on improvements to the Bicentennial Park, including watercraft service
facilities, decorative lighting, public performance stages, fountain,
expanded office space, additional shop space, and expanded support
facilities for festivals.
Among the numerous awards he has received are the United Way of Will County Public Service Chairmans Recognition Award, 1996-1999; the International City Management Association Service Award, 1996; and the Joliet Area Boy Scout Recognition Award, 1994.
More important, Lee Peck has a passion for his profession, a passion he has passed along to his two sons and to those who work with him and for him.
Leighton F. Peck, Jr.
Director of Public Works
Town of Plymouth, Massachusetts

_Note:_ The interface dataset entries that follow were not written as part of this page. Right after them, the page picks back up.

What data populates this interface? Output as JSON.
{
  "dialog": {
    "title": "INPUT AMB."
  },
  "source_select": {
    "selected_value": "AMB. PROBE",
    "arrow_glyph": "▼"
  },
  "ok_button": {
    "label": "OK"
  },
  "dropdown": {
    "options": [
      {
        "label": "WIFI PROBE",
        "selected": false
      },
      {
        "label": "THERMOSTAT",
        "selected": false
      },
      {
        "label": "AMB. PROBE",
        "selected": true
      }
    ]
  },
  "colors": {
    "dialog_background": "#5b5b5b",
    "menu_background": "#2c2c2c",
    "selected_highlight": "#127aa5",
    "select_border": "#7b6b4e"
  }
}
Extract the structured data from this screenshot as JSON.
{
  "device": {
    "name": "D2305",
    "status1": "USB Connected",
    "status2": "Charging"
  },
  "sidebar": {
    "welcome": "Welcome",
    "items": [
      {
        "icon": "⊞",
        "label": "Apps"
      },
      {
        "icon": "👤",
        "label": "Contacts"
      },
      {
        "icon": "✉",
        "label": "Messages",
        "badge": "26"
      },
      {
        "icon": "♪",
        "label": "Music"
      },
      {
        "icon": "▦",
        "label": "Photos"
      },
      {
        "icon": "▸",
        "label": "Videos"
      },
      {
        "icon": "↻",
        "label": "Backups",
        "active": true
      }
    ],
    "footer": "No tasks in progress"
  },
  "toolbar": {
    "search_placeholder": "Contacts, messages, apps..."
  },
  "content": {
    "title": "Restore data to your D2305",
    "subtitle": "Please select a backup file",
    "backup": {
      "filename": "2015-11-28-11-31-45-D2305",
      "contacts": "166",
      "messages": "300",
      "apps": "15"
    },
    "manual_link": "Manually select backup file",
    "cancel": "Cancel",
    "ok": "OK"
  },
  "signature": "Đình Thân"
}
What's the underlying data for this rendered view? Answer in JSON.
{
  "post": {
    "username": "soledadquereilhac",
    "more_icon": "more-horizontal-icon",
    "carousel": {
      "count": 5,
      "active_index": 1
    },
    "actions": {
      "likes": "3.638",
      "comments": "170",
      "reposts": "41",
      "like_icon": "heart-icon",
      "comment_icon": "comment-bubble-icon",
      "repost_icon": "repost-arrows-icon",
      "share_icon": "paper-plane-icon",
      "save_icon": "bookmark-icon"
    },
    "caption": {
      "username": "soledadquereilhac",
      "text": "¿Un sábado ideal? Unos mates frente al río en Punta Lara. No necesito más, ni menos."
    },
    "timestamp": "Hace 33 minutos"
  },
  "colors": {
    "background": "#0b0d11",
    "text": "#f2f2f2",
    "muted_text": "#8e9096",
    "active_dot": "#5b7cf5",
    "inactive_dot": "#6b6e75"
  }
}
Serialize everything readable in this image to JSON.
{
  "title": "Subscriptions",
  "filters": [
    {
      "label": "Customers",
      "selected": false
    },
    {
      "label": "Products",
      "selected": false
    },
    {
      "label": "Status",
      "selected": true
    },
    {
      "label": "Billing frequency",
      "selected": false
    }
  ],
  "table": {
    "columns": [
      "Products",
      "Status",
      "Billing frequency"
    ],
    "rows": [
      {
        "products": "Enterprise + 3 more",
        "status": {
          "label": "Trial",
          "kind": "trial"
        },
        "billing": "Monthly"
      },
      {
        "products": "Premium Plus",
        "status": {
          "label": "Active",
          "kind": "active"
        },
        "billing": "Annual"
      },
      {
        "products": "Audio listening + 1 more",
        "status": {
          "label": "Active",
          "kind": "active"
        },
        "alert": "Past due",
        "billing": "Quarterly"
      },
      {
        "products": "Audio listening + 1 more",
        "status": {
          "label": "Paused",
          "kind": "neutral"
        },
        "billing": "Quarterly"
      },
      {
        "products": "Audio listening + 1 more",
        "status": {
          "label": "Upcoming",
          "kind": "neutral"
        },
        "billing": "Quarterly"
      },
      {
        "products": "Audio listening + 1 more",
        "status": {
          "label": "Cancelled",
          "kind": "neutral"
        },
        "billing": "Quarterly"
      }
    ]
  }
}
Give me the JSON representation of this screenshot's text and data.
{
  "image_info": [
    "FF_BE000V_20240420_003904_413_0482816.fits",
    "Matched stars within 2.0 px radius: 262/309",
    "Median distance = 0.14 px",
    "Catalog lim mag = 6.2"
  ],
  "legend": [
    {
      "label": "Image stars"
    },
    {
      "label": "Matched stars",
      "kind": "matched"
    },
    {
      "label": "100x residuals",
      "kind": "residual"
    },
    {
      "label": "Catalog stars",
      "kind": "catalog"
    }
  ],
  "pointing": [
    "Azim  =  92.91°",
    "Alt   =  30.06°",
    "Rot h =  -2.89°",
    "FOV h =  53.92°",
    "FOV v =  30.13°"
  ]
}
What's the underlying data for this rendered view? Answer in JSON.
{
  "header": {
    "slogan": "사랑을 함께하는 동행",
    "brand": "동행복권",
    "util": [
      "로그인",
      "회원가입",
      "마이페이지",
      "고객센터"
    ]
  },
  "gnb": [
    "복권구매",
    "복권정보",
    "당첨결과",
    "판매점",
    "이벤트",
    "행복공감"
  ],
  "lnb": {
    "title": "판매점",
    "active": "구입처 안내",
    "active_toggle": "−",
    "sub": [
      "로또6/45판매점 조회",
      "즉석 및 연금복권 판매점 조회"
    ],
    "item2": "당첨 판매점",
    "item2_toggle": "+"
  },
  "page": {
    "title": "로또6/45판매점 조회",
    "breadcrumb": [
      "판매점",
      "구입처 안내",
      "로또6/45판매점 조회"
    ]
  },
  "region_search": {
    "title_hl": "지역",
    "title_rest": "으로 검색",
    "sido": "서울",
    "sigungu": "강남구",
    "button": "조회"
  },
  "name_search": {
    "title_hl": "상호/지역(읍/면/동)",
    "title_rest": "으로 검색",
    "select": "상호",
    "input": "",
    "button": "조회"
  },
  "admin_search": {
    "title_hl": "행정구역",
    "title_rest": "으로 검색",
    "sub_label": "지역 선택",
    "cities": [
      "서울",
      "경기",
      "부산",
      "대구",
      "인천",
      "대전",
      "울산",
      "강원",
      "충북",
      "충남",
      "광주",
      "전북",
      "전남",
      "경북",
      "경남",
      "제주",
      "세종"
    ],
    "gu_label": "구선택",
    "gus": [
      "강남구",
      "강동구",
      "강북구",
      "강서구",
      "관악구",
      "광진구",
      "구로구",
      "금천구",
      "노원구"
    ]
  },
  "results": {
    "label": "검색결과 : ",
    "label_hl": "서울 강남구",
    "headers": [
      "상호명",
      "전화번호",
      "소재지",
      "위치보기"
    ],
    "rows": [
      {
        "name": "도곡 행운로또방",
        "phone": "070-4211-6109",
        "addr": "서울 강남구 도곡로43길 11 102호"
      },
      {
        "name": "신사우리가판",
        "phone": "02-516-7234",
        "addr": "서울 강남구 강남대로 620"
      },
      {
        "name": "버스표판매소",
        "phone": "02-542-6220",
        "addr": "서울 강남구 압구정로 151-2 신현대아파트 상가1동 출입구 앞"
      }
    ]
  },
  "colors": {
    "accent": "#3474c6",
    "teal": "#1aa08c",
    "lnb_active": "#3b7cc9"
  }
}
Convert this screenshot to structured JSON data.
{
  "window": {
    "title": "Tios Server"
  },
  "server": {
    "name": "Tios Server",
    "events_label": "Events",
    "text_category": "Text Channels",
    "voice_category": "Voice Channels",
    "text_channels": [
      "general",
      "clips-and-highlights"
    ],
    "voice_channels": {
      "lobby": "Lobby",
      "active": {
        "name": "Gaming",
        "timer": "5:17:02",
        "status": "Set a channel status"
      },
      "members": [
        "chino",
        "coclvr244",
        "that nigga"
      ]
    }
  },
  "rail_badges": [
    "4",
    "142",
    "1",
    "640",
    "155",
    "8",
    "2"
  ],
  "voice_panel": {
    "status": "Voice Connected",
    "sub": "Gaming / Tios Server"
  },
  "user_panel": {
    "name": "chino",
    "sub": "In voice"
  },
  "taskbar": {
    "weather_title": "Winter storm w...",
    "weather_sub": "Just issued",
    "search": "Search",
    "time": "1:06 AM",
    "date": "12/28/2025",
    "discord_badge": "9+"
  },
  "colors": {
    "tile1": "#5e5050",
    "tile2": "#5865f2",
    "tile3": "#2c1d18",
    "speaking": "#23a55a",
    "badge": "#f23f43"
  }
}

Leighton F. Peck, Jr., director of public works for the Town of Plymouth, Massachusetts, has brought a level of professionalism, innovation, and dedication to his role in the public works community. Indeed, he has been described as a genuine public works professional, an individual truly dedicated to public service, and tireless in his efforts to deliver services and projects to the best of his capability.
His other achievements include the development and approval of a
20-year plan to provide an approved wastewater system at a cost of $41.8
million, and the development and implementation of an Asset Management
Pecks awards include an Appreciation Award from the Plymouth Downtown Harbor Corporation, 1994; and an Appreciation Award from Carver Youth Athletics.
He brings a very high level of professionalism to every aspect of his work, shares and encourages others freely and positively, and delivers it all with a great sense of humor as well as empathy.
William R. Shane, P.E.
Public Works Administrator/Town Engineer
Town of Yarmouth, Maine
The public works administrator/town engineer for the Town of Yarmouth, Maine, William R. Shane is a man whose ability to get the job done is well respected by those who deal with him on a daily basis. Known for the efficient management of his department, Shane brings to the Public Works Department the drive to establish and deliver the highest quality, effective, and cost-conscious public services and facilities.
Shane was also instrumental in causing the .83 MGD wastewater treatment
plant to be upgraded to 1.4 MGD. Previously, the plant annually discharged
over 5,000,000 gallons of untreated sewage into the Royal River; since the
upgrade, discharges have been minimized and nearly
Awards he has received include the State of Maine Office of E 911 Commendation for Enhanced 911 Addressing, 1997; and the Governors Award for Recycling & Waste Reduction for Management, 1996. He also served on the APWA Board of Directors from 1997-1999 as Region I Director.
From personnel management, to policy recommendations, to pure engineering, he has been at the forefront in every instance.
Harry W. Stone
Director of Public Works
County of Los Angeles Department of Public Works
Harry W. Stone, director of public works for the County of Los Angeles Department of Public Works, is an individual who has used his technical expertise, his problem solving skills, and his enthusiasm and professionalism to work his way up from a junior engineering aid for the department in 1958 to his current position. His leadership, character, and commitment to the Department of Public Works are just a few of his outstanding attributes.
Additionally, Stone has led the charge to meet recycling goals in Los
Angeles County, achieving a 42 percent diversion rate thus far; has led
the effort to coordinate 1800 traffic signals throughout the County; and
his department developed a unique method of saving the 35-year-old
concrete seawall panels, thus saving the County more than $80
Stone won the U.S. Environmental Protection Agencys Outstanding Achievement Award - Generation Earth: Secondary School Education Program, 1999; and the Consulting Engineers and Land Surveyors of Californias Engineering Achievement Award, 1998.